Segment Open

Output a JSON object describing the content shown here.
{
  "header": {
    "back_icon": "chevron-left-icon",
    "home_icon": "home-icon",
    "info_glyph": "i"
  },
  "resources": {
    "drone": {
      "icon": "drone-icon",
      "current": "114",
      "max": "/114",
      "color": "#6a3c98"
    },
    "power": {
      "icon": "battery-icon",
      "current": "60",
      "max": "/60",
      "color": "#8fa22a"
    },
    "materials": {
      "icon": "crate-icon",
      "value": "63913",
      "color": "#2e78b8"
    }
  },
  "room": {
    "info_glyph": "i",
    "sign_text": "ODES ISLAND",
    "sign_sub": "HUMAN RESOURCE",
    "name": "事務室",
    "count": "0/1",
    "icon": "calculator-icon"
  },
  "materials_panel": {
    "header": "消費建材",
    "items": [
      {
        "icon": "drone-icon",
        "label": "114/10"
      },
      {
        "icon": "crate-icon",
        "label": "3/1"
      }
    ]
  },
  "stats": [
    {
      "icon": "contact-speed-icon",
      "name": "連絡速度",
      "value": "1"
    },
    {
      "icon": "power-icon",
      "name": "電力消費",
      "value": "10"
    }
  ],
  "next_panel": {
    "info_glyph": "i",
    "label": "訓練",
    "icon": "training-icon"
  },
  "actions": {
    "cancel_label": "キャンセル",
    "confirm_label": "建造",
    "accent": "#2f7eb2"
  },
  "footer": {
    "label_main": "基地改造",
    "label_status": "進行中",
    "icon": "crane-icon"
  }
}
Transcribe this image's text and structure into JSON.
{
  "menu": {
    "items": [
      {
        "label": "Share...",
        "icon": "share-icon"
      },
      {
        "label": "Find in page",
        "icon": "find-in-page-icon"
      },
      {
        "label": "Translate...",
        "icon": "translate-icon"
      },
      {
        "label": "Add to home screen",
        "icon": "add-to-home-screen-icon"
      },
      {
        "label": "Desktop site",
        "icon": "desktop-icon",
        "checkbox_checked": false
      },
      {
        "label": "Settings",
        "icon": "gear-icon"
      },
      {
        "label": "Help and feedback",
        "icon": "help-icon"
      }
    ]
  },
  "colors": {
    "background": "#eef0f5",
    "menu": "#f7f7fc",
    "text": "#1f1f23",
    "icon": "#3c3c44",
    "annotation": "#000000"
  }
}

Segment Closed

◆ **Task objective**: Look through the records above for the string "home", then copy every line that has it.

◆ **Exercise solution**:
    "home_icon": "home-icon",
        "label": "Add to home screen",
        "icon": "add-to-home-screen-icon"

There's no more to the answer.